▸ **Exercise instructions**: Print every record exactly, but leave out the pictures.
━━ Records for the exercise
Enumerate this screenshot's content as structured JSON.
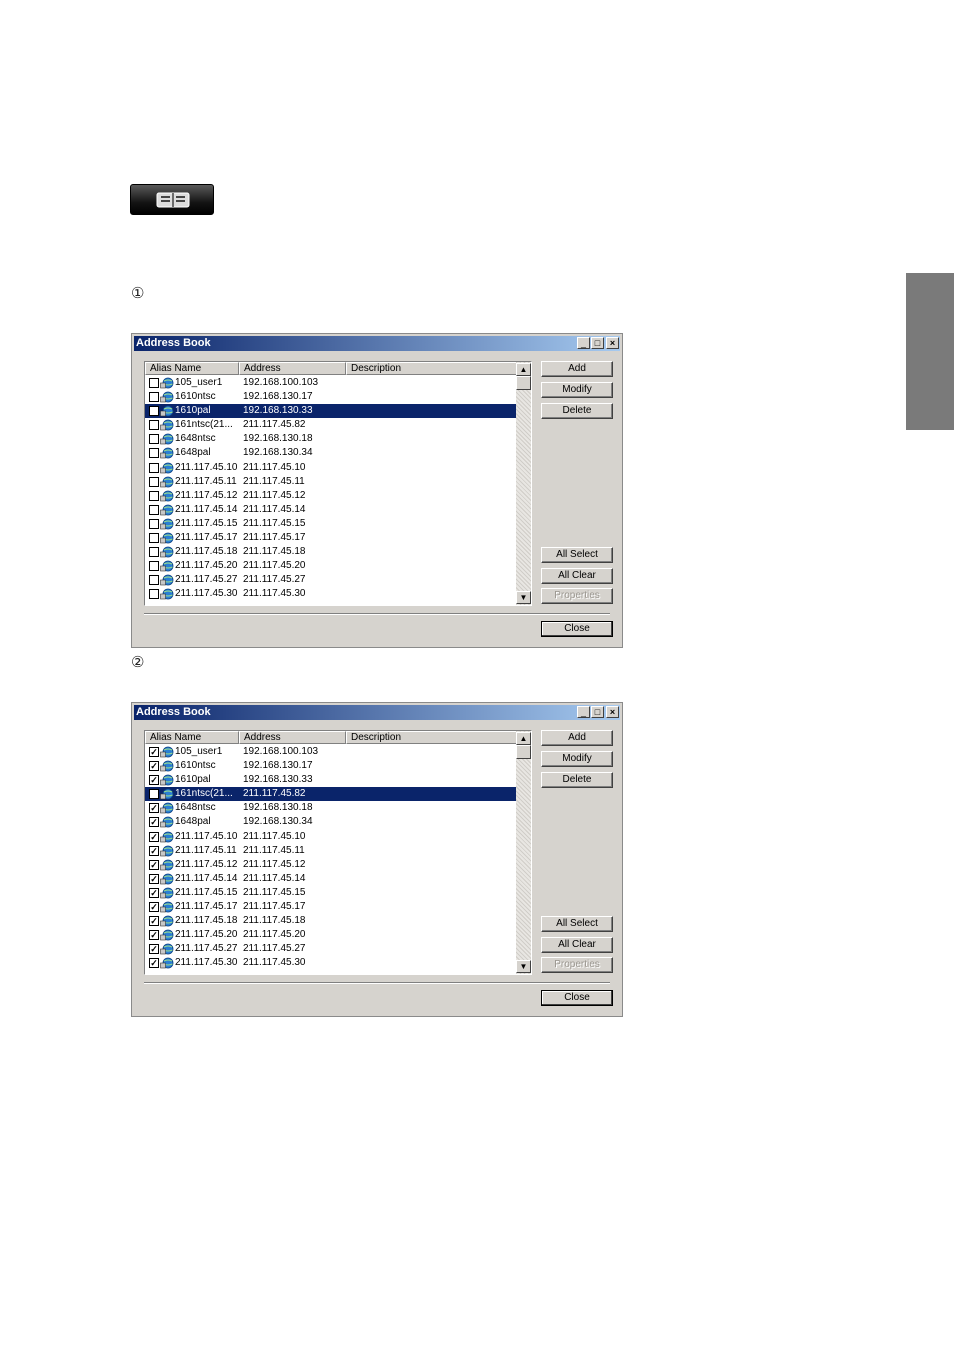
{
  "step1_marker": "①",
  "step2_marker": "②",
  "icons": {
    "toolbar": "address-book-icon",
    "row": "globe-computer-icon"
  },
  "dialogs": [
    {
      "title": "Address Book",
      "columns": {
        "alias": "Alias Name",
        "address": "Address",
        "description": "Description"
      },
      "buttons": {
        "add": "Add",
        "modify": "Modify",
        "delete": "Delete",
        "all_select": "All Select",
        "all_clear": "All Clear",
        "properties": "Properties",
        "close": "Close"
      },
      "rows": [
        {
          "alias": "105_user1",
          "address": "192.168.100.103",
          "checked": false,
          "selected": false
        },
        {
          "alias": "1610ntsc",
          "address": "192.168.130.17",
          "checked": false,
          "selected": false
        },
        {
          "alias": "1610pal",
          "address": "192.168.130.33",
          "checked": false,
          "selected": true
        },
        {
          "alias": "161ntsc(21...",
          "address": "211.117.45.82",
          "checked": false,
          "selected": false
        },
        {
          "alias": "1648ntsc",
          "address": "192.168.130.18",
          "checked": false,
          "selected": false
        },
        {
          "alias": "1648pal",
          "address": "192.168.130.34",
          "checked": false,
          "selected": false
        },
        {
          "alias": "211.117.45.10",
          "address": "211.117.45.10",
          "checked": false,
          "selected": false
        },
        {
          "alias": "211.117.45.11",
          "address": "211.117.45.11",
          "checked": false,
          "selected": false
        },
        {
          "alias": "211.117.45.12",
          "address": "211.117.45.12",
          "checked": false,
          "selected": false
        },
        {
          "alias": "211.117.45.14",
          "address": "211.117.45.14",
          "checked": false,
          "selected": false
        },
        {
          "alias": "211.117.45.15",
          "address": "211.117.45.15",
          "checked": false,
          "selected": false
        },
        {
          "alias": "211.117.45.17",
          "address": "211.117.45.17",
          "checked": false,
          "selected": false
        },
        {
          "alias": "211.117.45.18",
          "address": "211.117.45.18",
          "checked": false,
          "selected": false
        },
        {
          "alias": "211.117.45.20",
          "address": "211.117.45.20",
          "checked": false,
          "selected": false
        },
        {
          "alias": "211.117.45.27",
          "address": "211.117.45.27",
          "checked": false,
          "selected": false
        },
        {
          "alias": "211.117.45.30",
          "address": "211.117.45.30",
          "checked": false,
          "selected": false
        }
      ]
    },
    {
      "title": "Address Book",
      "columns": {
        "alias": "Alias Name",
        "address": "Address",
        "description": "Description"
      },
      "buttons": {
        "add": "Add",
        "modify": "Modify",
        "delete": "Delete",
        "all_select": "All Select",
        "all_clear": "All Clear",
        "properties": "Properties",
        "close": "Close"
      },
      "rows": [
        {
          "alias": "105_user1",
          "address": "192.168.100.103",
          "checked": true,
          "selected": false
        },
        {
          "alias": "1610ntsc",
          "address": "192.168.130.17",
          "checked": true,
          "selected": false
        },
        {
          "alias": "1610pal",
          "address": "192.168.130.33",
          "checked": true,
          "selected": false
        },
        {
          "alias": "161ntsc(21...",
          "address": "211.117.45.82",
          "checked": false,
          "selected": true
        },
        {
          "alias": "1648ntsc",
          "address": "192.168.130.18",
          "checked": true,
          "selected": false
        },
        {
          "alias": "1648pal",
          "address": "192.168.130.34",
          "checked": true,
          "selected": false
        },
        {
          "alias": "211.117.45.10",
          "address": "211.117.45.10",
          "checked": true,
          "selected": false
        },
        {
          "alias": "211.117.45.11",
          "address": "211.117.45.11",
          "checked": true,
          "selected": false
        },
        {
          "alias": "211.117.45.12",
          "address": "211.117.45.12",
          "checked": true,
          "selected": false
        },
        {
          "alias": "211.117.45.14",
          "address": "211.117.45.14",
          "checked": true,
          "selected": false
        },
        {
          "alias": "211.117.45.15",
          "address": "211.117.45.15",
          "checked": true,
          "selected": false
        },
        {
          "alias": "211.117.45.17",
          "address": "211.117.45.17",
          "checked": true,
          "selected": false
        },
        {
          "alias": "211.117.45.18",
          "address": "211.117.45.18",
          "checked": true,
          "selected": false
        },
        {
          "alias": "211.117.45.20",
          "address": "211.117.45.20",
          "checked": true,
          "selected": false
        },
        {
          "alias": "211.117.45.27",
          "address": "211.117.45.27",
          "checked": true,
          "selected": false
        },
        {
          "alias": "211.117.45.30",
          "address": "211.117.45.30",
          "checked": true,
          "selected": false
        }
      ]
    }
  ]
}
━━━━
▸ **Completed exercise**:
Enumerate this screenshot's content as structured JSON.
{
  "step1_marker": "①",
  "step2_marker": "②",
  "icons": {
    "toolbar": "address-book-icon",
    "row": "globe-computer-icon"
  },
  "dialogs": [
    {
      "title": "Address Book",
      "columns": {
        "alias": "Alias Name",
        "address": "Address",
        "description": "Description"
      },
      "buttons": {
        "add": "Add",
        "modify": "Modify",
        "delete": "Delete",
        "all_select": "All Select",
        "all_clear": "All Clear",
        "properties": "Properties",
        "close": "Close"
      },
      "rows": [
        {
          "alias": "105_user1",
          "address": "192.168.100.103",
          "checked": false,
          "selected": false
        },
        {
          "alias": "1610ntsc",
          "address": "192.168.130.17",
          "checked": false,
          "selected": false
        },
        {
          "alias": "1610pal",
          "address": "192.168.130.33",
          "checked": false,
          "selected": true
        },
        {
          "alias": "161ntsc(21...",
          "address": "211.117.45.82",
          "checked": false,
          "selected": false
        },
        {
          "alias": "1648ntsc",
          "address": "192.168.130.18",
          "checked": false,
          "selected": false
        },
        {
          "alias": "1648pal",
          "address": "192.168.130.34",
          "checked": false,
          "selected": false
        },
        {
          "alias": "211.117.45.10",
          "address": "211.117.45.10",
          "checked": false,
          "selected": false
        },
        {
          "alias": "211.117.45.11",
          "address": "211.117.45.11",
          "checked": false,
          "selected": false
        },
        {
          "alias": "211.117.45.12",
          "address": "211.117.45.12",
          "checked": false,
          "selected": false
        },
        {
          "alias": "211.117.45.14",
          "address": "211.117.45.14",
          "checked": false,
          "selected": false
        },
        {
          "alias": "211.117.45.15",
          "address": "211.117.45.15",
          "checked": false,
          "selected": false
        },
        {
          "alias": "211.117.45.17",
          "address": "211.117.45.17",
          "checked": false,
          "selected": false
        },
        {
          "alias": "211.117.45.18",
          "address": "211.117.45.18",
          "checked": false,
          "selected": false
        },
        {
          "alias": "211.117.45.20",
          "address": "211.117.45.20",
          "checked": false,
          "selected": false
        },
        {
          "alias": "211.117.45.27",
          "address": "211.117.45.27",
          "checked": false,
          "selected": false
        },
        {
          "alias": "211.117.45.30",
          "address": "211.117.45.30",
          "checked": false,
          "selected": false
        }
      ]
    },
    {
      "title": "Address Book",
      "columns": {
        "alias": "Alias Name",
        "address": "Address",
        "description": "Description"
      },
      "buttons": {
        "add": "Add",
        "modify": "Modify",
        "delete": "Delete",
        "all_select": "All Select",
        "all_clear": "All Clear",
        "properties": "Properties",
        "close": "Close"
      },
      "rows": [
        {
          "alias": "105_user1",
          "address": "192.168.100.103",
          "checked": true,
          "selected": false
        },
        {
          "alias": "1610ntsc",
          "address": "192.168.130.17",
          "checked": true,
          "selected": false
        },
        {
          "alias": "1610pal",
          "address": "192.168.130.33",
          "checked": true,
          "selected": false
        },
        {
          "alias": "161ntsc(21...",
          "address": "211.117.45.82",
          "checked": false,
          "selected": true
        },
        {
          "alias": "1648ntsc",
          "address": "192.168.130.18",
          "checked": true,
          "selected": false
        },
        {
          "alias": "1648pal",
          "address": "192.168.130.34",
          "checked": true,
          "selected": false
        },
        {
          "alias": "211.117.45.10",
          "address": "211.117.45.10",
          "checked": true,
          "selected": false
        },
        {
          "alias": "211.117.45.11",
          "address": "211.117.45.11",
          "checked": true,
          "selected": false
        },
        {
          "alias": "211.117.45.12",
          "address": "211.117.45.12",
          "checked": true,
          "selected": false
        },
        {
          "alias": "211.117.45.14",
          "address": "211.117.45.14",
          "checked": true,
          "selected": false
        },
        {
          "alias": "211.117.45.15",
          "address": "211.117.45.15",
          "checked": true,
          "selected": false
        },
        {
          "alias": "211.117.45.17",
          "address": "211.117.45.17",
          "checked": true,
          "selected": false
        },
        {
          "alias": "211.117.45.18",
          "address": "211.117.45.18",
          "checked": true,
          "selected": false
        },
        {
          "alias": "211.117.45.20",
          "address": "211.117.45.20",
          "checked": true,
          "selected": false
        },
        {
          "alias": "211.117.45.27",
          "address": "211.117.45.27",
          "checked": true,
          "selected": false
        },
        {
          "alias": "211.117.45.30",
          "address": "211.117.45.30",
          "checked": true,
          "selected": false
        }
      ]
    }
  ]
}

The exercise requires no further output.